• Assignment
Look for "Domestika" in each line of the records, and copy the lines that have it.

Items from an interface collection
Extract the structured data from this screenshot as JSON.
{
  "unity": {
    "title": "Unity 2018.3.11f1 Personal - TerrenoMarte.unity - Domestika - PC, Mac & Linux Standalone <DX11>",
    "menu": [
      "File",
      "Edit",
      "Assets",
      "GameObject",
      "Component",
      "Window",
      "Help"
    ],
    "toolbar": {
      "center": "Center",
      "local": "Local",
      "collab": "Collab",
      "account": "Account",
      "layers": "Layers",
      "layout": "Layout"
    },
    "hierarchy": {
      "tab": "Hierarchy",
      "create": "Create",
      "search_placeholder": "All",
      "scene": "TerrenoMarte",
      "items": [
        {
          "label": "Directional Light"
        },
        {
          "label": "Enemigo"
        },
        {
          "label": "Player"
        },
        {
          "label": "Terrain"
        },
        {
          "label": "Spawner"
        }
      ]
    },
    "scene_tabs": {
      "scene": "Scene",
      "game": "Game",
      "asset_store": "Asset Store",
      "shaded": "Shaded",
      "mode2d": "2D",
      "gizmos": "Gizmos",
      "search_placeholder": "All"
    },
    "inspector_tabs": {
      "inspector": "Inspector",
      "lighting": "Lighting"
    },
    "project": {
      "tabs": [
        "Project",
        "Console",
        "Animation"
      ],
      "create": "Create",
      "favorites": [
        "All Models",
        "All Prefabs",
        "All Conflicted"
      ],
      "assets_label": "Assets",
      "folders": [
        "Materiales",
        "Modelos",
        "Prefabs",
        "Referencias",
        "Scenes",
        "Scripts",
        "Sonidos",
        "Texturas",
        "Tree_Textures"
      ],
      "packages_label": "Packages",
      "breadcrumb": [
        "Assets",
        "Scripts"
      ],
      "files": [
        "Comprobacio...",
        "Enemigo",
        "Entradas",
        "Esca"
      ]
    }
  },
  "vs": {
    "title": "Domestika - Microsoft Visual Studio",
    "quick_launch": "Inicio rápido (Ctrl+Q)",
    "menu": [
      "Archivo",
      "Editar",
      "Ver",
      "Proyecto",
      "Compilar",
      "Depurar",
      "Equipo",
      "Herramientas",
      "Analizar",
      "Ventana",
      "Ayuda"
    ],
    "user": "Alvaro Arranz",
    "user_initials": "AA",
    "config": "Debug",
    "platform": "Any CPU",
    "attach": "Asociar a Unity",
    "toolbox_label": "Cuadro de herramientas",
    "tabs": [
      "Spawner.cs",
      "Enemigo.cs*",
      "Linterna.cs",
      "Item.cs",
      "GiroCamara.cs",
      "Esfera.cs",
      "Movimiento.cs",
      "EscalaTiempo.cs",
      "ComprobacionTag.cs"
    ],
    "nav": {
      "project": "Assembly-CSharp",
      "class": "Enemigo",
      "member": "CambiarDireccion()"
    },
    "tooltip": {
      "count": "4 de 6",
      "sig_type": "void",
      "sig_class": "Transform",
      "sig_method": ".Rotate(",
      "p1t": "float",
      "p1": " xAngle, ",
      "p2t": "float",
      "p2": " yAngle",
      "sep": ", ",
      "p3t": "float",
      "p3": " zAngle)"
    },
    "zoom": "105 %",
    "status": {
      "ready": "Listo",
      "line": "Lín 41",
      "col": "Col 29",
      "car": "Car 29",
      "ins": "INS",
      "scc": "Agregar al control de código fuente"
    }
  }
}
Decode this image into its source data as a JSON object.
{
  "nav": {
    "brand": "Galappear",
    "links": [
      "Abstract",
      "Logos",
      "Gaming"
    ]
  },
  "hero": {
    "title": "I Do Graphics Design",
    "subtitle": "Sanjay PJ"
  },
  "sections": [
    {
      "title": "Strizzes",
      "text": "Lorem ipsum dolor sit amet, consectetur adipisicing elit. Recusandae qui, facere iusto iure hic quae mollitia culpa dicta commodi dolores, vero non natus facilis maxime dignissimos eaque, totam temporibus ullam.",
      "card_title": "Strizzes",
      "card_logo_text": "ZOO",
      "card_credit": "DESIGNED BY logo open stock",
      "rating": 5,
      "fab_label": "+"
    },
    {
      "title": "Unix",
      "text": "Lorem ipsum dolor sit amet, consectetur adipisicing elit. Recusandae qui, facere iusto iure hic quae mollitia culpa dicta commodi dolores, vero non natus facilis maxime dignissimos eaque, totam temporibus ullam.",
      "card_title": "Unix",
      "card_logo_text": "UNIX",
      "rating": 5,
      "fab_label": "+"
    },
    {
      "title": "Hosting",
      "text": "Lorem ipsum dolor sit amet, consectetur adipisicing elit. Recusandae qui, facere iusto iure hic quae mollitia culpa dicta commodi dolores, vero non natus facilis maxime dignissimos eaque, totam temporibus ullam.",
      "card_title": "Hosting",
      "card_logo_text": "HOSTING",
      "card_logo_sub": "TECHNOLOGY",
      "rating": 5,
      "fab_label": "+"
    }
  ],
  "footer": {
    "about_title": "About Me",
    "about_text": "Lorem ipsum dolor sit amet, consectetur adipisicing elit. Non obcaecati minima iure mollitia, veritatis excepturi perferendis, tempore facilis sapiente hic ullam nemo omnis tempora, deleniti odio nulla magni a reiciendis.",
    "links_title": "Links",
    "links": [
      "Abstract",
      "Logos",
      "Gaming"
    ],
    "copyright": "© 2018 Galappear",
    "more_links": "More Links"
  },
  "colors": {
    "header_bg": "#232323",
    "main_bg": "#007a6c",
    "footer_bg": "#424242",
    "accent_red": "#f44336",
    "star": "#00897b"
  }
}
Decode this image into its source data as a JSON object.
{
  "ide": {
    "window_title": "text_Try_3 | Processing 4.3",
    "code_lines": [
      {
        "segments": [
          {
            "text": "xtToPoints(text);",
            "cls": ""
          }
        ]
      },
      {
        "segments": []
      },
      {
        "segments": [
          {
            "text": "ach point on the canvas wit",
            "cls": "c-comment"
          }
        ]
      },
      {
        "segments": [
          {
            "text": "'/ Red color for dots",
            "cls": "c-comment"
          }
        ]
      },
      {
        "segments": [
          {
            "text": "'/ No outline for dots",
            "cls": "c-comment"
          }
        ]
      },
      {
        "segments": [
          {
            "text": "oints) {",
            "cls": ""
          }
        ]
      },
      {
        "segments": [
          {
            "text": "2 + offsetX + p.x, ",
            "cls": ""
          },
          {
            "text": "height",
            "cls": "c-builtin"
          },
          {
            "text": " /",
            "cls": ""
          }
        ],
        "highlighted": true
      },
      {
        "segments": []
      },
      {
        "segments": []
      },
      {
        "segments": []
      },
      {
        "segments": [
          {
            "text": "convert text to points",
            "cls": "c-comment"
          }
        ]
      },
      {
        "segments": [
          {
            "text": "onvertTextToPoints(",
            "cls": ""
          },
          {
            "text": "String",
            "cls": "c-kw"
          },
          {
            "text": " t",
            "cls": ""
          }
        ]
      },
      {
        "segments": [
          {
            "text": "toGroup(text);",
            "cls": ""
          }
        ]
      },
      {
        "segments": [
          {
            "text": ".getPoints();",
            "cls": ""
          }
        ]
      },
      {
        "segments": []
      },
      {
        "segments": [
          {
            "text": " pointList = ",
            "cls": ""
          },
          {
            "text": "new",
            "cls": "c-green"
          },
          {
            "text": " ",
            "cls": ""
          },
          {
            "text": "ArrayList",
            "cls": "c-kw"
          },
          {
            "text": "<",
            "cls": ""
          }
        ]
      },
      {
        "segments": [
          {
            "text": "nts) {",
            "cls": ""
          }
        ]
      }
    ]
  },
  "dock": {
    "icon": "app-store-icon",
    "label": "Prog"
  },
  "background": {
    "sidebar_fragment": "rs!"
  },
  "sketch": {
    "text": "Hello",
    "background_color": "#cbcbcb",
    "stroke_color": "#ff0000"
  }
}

• Written response
    "title": "Unity 2018.3.11f1 Personal - TerrenoMarte.unity - Domestika - PC, Mac & Linux Standalone <DX11>",
    "title": "Domestika - Microsoft Visual Studio",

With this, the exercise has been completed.